If knitting were an Olympic Sport, rest assure that my Nan would be a multiple Gold Medallist. For decades she has been knitting dolls for charity and must have made 1000s. Therefore, when I was given the opportunity to test out Laura Long's `Olympknits' there was only one person I wanted to help me - Granny! `Olympknits' consists of several knitting plans for different sporting disciplines from swimming to equestrian (including the horse). As well as a knitting guide the book also contains templates for little outfits to dress the characters in.
From a veteran's point of view the knitting plans and templates were perfect, the book is crammed full of them and anyone confident in knitting can get on with it. For a beginner like myself the plans were a little squashed on the page and didn't always make the most of sense to me. Therefore, `Olympknits' is a book aimed more at the enthusiast knitter rather than the absolute novice.
In terms of presentation the book is a triumph. The ideas for different characters are funny and cute. The photographs of these various dolls are also great with Long putting them in situations that suit their sport e.g. in the pool, or on the track. For the joy of just seeing these images, the book is worth getting for any keen knitter with a passion for sports. They will appreciate the book as a piece of art, but will also be able to make something if they so wish.
I am not an experienced knitter so I was not sure if I could manage the projects in this book. It turned out that the little people were fairly simple to knit and fast.
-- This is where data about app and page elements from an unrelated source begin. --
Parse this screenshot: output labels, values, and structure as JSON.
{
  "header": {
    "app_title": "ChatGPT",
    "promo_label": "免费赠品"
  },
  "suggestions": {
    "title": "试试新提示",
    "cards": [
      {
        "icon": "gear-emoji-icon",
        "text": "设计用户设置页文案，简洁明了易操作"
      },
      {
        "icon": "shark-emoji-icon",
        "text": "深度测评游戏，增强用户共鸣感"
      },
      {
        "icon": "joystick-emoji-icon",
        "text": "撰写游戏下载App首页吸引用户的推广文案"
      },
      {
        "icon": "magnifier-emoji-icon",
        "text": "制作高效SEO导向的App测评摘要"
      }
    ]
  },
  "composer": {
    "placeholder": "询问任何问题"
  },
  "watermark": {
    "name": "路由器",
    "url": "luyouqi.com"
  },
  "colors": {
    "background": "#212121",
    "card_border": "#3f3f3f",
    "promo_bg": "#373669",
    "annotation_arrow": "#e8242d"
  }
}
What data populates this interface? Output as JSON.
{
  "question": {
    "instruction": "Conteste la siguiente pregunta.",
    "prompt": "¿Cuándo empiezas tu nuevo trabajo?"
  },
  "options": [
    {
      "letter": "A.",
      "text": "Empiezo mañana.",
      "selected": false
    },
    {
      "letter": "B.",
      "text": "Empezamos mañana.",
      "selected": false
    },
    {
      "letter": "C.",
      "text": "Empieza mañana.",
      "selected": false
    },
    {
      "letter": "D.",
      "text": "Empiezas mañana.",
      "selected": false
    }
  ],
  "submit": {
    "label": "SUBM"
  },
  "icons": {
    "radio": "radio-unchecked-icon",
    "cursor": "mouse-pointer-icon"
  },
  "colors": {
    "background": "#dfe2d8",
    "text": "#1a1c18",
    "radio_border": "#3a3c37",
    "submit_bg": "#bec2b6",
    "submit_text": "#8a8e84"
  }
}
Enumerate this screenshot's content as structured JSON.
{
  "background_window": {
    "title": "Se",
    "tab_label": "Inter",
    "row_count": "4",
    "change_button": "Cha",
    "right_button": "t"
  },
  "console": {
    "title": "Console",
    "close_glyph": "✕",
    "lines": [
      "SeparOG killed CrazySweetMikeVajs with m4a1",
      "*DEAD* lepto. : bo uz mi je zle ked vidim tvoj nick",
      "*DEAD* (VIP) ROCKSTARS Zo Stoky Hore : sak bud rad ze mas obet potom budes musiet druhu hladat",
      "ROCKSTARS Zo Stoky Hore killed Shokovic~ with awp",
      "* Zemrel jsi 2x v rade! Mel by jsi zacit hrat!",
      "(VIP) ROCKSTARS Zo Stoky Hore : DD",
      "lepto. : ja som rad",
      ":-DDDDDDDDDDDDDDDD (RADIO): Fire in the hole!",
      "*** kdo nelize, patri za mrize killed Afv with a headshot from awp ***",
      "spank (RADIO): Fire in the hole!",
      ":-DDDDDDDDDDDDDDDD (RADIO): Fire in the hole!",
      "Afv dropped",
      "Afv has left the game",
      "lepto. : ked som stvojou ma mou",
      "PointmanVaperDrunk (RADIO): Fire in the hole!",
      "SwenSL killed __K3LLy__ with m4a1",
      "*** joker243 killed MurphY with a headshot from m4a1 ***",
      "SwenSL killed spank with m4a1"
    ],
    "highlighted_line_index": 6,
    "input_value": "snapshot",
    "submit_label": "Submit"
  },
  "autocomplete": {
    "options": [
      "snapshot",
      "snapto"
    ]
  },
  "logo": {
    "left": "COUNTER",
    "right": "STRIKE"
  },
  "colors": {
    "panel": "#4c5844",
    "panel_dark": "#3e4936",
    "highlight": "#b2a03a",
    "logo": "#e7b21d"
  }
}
It covers most sports and I think the figures would make young and old smile.
Nice little book full of patterns to knit Olympic toys, various sports, they look similar to each other - basic shapes (not especially basic to do!) and the clothes are fabric not knitted which is a shame. Nice little book though.